• Aim of the task:
In the records below, which lines include "this"? Copy them.

Saved data entries:

----------

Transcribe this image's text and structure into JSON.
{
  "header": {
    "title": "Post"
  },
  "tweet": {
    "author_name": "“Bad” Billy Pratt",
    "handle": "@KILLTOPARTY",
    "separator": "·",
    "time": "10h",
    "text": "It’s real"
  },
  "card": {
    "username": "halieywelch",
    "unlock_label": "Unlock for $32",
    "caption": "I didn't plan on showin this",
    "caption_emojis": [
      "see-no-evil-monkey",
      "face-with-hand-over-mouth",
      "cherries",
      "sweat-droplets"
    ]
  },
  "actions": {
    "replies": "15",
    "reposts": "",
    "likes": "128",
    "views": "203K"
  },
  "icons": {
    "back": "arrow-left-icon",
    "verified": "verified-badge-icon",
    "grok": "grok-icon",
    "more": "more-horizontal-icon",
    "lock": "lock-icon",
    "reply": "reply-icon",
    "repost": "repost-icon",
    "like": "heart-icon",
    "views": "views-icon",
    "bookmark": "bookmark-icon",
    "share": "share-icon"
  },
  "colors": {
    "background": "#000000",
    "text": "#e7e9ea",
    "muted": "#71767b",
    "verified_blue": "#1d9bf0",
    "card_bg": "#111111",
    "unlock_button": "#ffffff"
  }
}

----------

• Answer below:
Transcribe this image's text and structure into JSON.
    "caption": "I didn't plan on showin this",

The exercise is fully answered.